Friday, October 2, 2009

Some data... quote Demetri Martin. I've just come across a bad graphs at First off, is a pie chart of the different browseres used on

So what's wrong with this? First off all, pie charts are depending on us camparing areas to each other, and we can't do that very well when there are some many. So this is the wrong type of chart. To make it even worse, the gradient, shading and 3D-effect makes it even harder to compare the ares. The alignment of the numbers can also have an effect to make the perceived area larger or smaller (though there aren't any really good examples on this chart). They should at least have ordered the slices in decreasing or increasing size. Also, the legend on the right makes your eye go back and fourth to match the browser with the corresponding slice of the pie.

A simple table would have made these data much more available and faster to explore for the reader.

But since I'm in a mood for exploring the possibilities and limitations of Excel and improve my presentation/ charting skills, I've suggested a better graph:
I made this just with Excel, no editing. The numbers next to the where made using a "fake" second series with value 0% and named after the value of each browser share, and I use series name as data label, aglined to the left. I would have loved if Excel could do that automatically, and to be able to formate each of the labels individually. For example, I would prefer to have the "%"-sign a couple of points smaller then the number. Also, I think the point of the author was that IE6 is now used of less then 10% of the users. To emphasise that, I could have given the IE6 bar a red color. But, when it comes to colors, I prefer the following rule:

So, I made a version in black and white. Slightly less fancy, but it does get the point across:
Yes, I could have worked a bit more with selecting the greys, but this is the default grey's in Excel 2003.

Next up was a line plot showing the trends over time:

Line plots greatest strength is to show trends over time, so in that case, they've choosen the correct type of chart. But there are some bad graphing here as well: The background gradient takes too much attention, the alignment of the titles of the axis are wrong (they should be horisontal), your eyes again has to go back and fourth between the legende and the plot, etc. But my main concern is the numbers on the lines. First of all, they don't add up to 100% (just sum the numbers on the right end) and especially from sept. '08 march '09 it's really hard to read the values on the smallest browseres.
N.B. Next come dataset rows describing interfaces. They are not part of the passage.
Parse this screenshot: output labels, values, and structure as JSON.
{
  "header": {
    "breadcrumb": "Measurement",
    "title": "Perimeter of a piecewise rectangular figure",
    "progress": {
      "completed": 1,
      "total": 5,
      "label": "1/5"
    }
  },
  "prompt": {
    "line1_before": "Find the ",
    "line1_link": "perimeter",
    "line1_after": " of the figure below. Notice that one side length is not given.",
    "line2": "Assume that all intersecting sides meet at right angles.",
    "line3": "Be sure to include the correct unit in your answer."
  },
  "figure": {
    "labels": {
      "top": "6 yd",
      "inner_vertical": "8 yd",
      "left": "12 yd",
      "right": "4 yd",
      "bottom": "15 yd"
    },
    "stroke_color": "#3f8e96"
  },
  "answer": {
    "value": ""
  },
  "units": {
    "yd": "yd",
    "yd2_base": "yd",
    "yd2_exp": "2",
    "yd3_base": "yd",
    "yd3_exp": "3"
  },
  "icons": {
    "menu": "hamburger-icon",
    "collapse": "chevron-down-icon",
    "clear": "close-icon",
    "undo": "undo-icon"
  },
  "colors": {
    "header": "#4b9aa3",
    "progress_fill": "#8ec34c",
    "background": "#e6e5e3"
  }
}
I even had to "guesstimate" the values there when I made my own version. Line plots does not do a good job of presenting individual values, bar charts are much better at that. Or a table. So my suggestion for improving this graph, is a combination of a line plot and a table, to get the best of two worlds:
Again I could have spent more time on the colors, but I used the standard palette in Excel 2003. What I really would want to be able to do here, is to formate the table better, so make the legende and headers stand out from the data. But here I'm falling short, I don't even know how to "cheat" in Excel to make that happen. Any suggestions? Still, I do feel my suggestion is clearer and better then the default ones from


Wilhelm said...
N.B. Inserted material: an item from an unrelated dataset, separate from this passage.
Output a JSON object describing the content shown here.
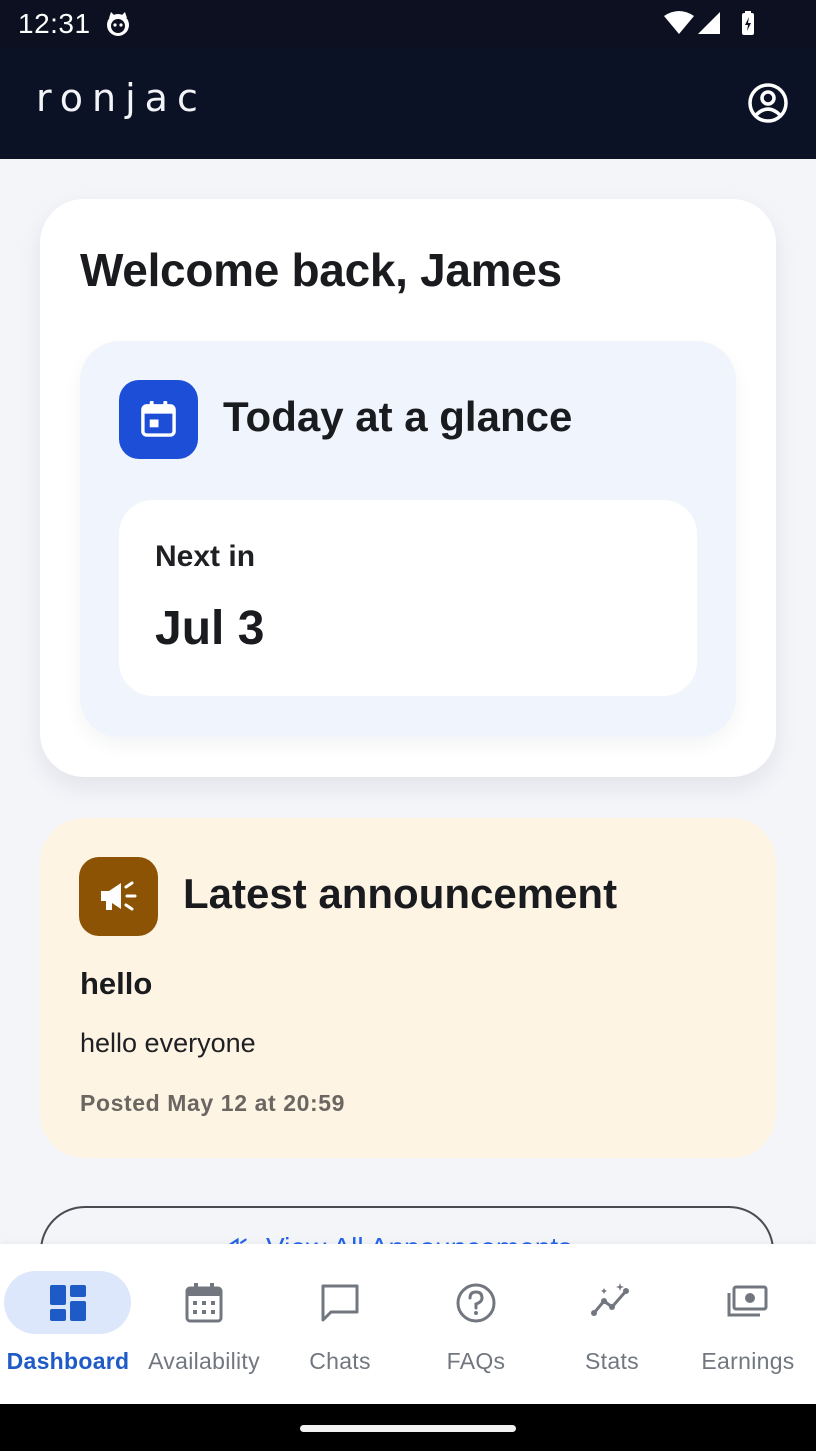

...exactly what do you want to have done with the headers and labels? Bigger font? Bold font?

Jon Peltier said...

Nice job.
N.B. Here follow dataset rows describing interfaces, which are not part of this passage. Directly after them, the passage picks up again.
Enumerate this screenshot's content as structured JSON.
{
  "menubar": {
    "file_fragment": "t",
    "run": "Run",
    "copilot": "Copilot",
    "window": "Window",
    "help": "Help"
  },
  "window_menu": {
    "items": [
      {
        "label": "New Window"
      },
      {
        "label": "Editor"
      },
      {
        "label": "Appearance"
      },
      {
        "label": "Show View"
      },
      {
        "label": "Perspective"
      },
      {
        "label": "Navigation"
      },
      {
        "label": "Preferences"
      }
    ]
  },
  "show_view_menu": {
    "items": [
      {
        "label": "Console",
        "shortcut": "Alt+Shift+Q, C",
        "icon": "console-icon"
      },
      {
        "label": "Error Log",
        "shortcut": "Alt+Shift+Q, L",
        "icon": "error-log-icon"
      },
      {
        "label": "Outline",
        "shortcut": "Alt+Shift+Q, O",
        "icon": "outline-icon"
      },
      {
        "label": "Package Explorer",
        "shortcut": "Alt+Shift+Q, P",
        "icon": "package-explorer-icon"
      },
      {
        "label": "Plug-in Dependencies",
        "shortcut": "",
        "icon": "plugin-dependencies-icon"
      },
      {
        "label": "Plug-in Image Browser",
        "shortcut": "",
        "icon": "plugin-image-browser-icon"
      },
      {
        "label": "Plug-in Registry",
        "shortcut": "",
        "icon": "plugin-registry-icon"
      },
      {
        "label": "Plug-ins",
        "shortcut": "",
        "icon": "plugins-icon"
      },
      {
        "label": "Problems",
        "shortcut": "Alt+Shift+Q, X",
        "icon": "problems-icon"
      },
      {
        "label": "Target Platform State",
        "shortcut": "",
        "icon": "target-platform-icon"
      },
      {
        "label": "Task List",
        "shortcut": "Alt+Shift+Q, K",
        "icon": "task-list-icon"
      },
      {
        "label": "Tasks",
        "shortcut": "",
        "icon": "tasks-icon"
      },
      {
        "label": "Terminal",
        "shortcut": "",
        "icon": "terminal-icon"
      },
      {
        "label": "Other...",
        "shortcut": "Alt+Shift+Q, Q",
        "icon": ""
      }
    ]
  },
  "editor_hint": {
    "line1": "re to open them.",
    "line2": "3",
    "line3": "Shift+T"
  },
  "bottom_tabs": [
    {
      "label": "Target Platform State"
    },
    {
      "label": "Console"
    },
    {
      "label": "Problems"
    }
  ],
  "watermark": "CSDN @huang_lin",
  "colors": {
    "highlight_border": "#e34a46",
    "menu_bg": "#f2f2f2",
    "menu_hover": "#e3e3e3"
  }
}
Anders said...

Hi Jon,

I'm really surprised and excited by seeing your comment here. I love your site and I've learned a lot from it. MS Excel should come with a print-out of your tips and tricks.

Anders said...

Wilhelm: I would love to be able to have full control over the layout. Using bold or grey color to separate the legend and categories from the data. Adding background color to each individual line in the table to guide the eye. Etc, etc.

Eyvind A. Larre said...

Hi Anders.
Thanks for using our graphs and showing what is wrong with them. We must obviously do a better job next month when publishing new statistics and graphs.

Anders said...

Hi Eivind.

Thank you for your comment. I'll drop by the next months and check it out.

Anders said...

As promised above, I did drop by Finn. And it seems that they still use that old pie chart. 3D tilting, shadow- and gradient effect distorts the data, and should be avoided. In fact, 3D plot should never be used to represent 2D data. But according to, the pie shows the same as the line chart, but " artige fargede kakestykker i stedet." ("...with amuzing colored pie slices instead")... Oh well.

Not that I did expect Finn to change anything, though, but I promised to check it out.